Maryland's highest court rules elections officials can count mail-in ballots early, Dan Cox loses appeal
The Court of Appeals, Maryland’s highest court, upheld lower court rulings on Friday that allow state election officials to begin counting mail-in ballots ahead of the November elections. The decision came just hours after lawyers for Del. Dan Cox, the Republican nominee for governor, and the state Board of Elections argued their cases. In its order, the court affirmed the decisions of Montgomery County Circuit Judge James Bonifant and the Court of Special Appeals that had rejected Cox’s claims that early ballot counting was unconstitutional.
It said it would give its reasons in an opinion to be published later.
Those decisions allowed local elections officials to begin counting mail-in ballots as early as Oct. 1, though none have done so yet.
The arguments before the court Friday centered around the definition of an emergency. Under state law, elections workers cannot start counting mail in ballots until after election day unless there is an emergency. Maryland was under a state of emergency declared by Gov. Larry Hogan in 2020 and the count could begin early. But that state of emergency has expired.

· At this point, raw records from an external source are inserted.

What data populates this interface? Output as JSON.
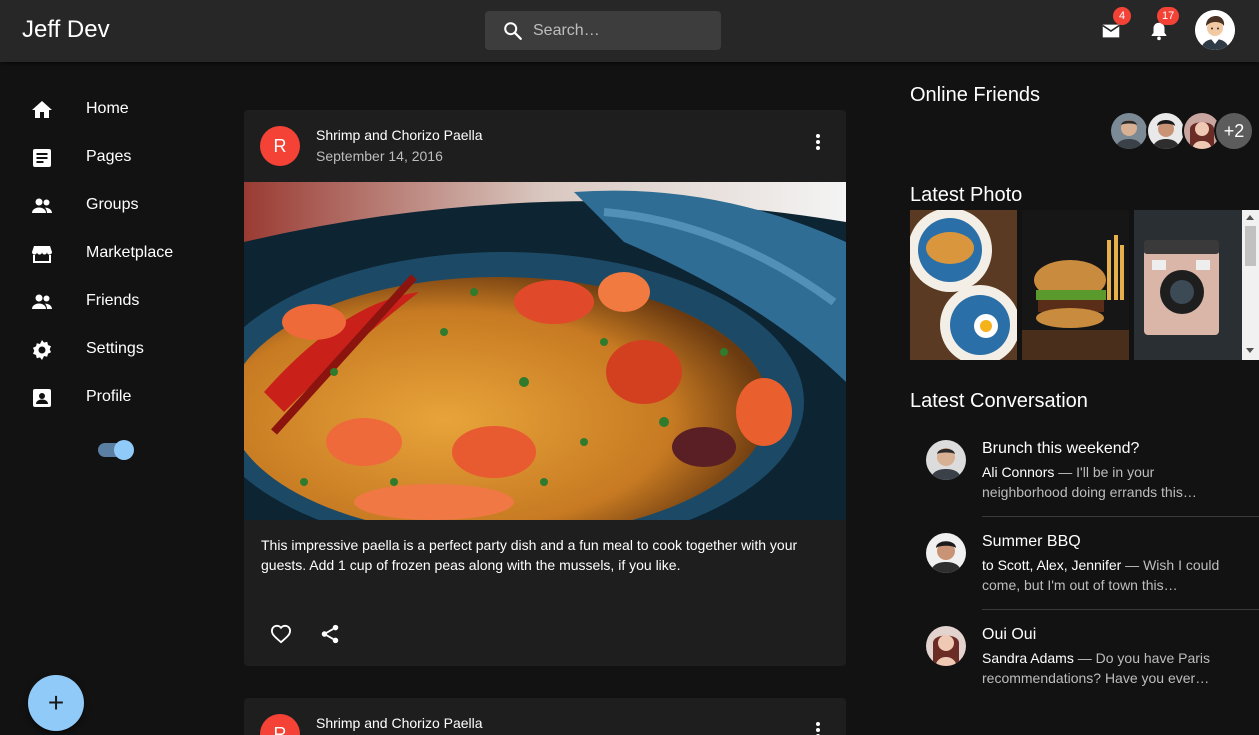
{
  "app": {
    "title": "Jeff Dev"
  },
  "search": {
    "placeholder": "Search…"
  },
  "notifications": {
    "mail_count": "4",
    "bell_count": "17"
  },
  "sidebar": {
    "items": [
      {
        "label": "Home",
        "icon": "home-icon"
      },
      {
        "label": "Pages",
        "icon": "pages-icon"
      },
      {
        "label": "Groups",
        "icon": "groups-icon"
      },
      {
        "label": "Marketplace",
        "icon": "store-icon"
      },
      {
        "label": "Friends",
        "icon": "friends-icon"
      },
      {
        "label": "Settings",
        "icon": "gear-icon"
      },
      {
        "label": "Profile",
        "icon": "profile-icon"
      }
    ],
    "dark_mode": true
  },
  "fab": {
    "label": "+"
  },
  "posts": [
    {
      "avatar_letter": "R",
      "title": "Shrimp and Chorizo Paella",
      "date": "September 14, 2016",
      "text": "This impressive paella is a perfect party dish and a fun meal to cook together with your guests. Add 1 cup of frozen peas along with the mussels, if you like."
    },
    {
      "avatar_letter": "R",
      "title": "Shrimp and Chorizo Paella"
    }
  ],
  "online_friends": {
    "title": "Online Friends",
    "more_label": "+2"
  },
  "latest_photo": {
    "title": "Latest Photo"
  },
  "latest_conversation": {
    "title": "Latest Conversation",
    "items": [
      {
        "title": "Brunch this weekend?",
        "from": "Ali Connors",
        "preview": " — I'll be in your neighborhood doing errands this…"
      },
      {
        "title": "Summer BBQ",
        "from": "to Scott, Alex, Jennifer",
        "preview": " — Wish I could come, but I'm out of town this…"
      },
      {
        "title": "Oui Oui",
        "from": "Sandra Adams",
        "preview": " — Do you have Paris recommendations? Have you ever…"
      }
    ]
  },
  "colors": {
    "accent": "#90caf9",
    "badge": "#f44336",
    "appbar": "#272727",
    "background": "#121212",
    "card": "#1e1e1e"
  }
}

Elections officials have said they still are faced with an emergency as they have been deluged with requests for nearly 550,000 mail-in ballots with five weeks to go before the election. They predicted final results could be delayed by more than a month, missing December deadlines for local officials to be sworn in to office. In Montgomery County, it took 36 days after the primary to finish counting and certifying results.
But Ed Hartman, Cox’s lawyer, told the court the law defines an emergency as something “sudden, unanticipated, unforeseeable, unexpected.” This was none of that, he argued. It is merely a “difficult situation” that had been contemplated earlier this year when the General Assembly passed – but Gov. Larry Hogan vetoed – a law that would have allowed for early counting.
Daniel Kobrin, the assistant attorney general representing the state board of elections, countered that there was no way the board could have foreseen that a “once in almost a lifetime event” like the pandemic in 2020 could “so fundamentally change the voting patterns in Maryland, and that the current statutory change framework for canvass and certifying results would not be fit would be so ill suited for that change in Maryland's voting patterns.”
Earlier in the day Cox said he was “very confident that the court is going to…uphold the constitutional process in Maryland so that regardless of the issue in the future, we don't have this continuing presidential concern.”
Cox hinted he might try an appeal to the U.S. Supreme Court if he lost, but said it was “not something that’s even considered at this point.” It isn’t clear what grounds there would be to get into the federal system.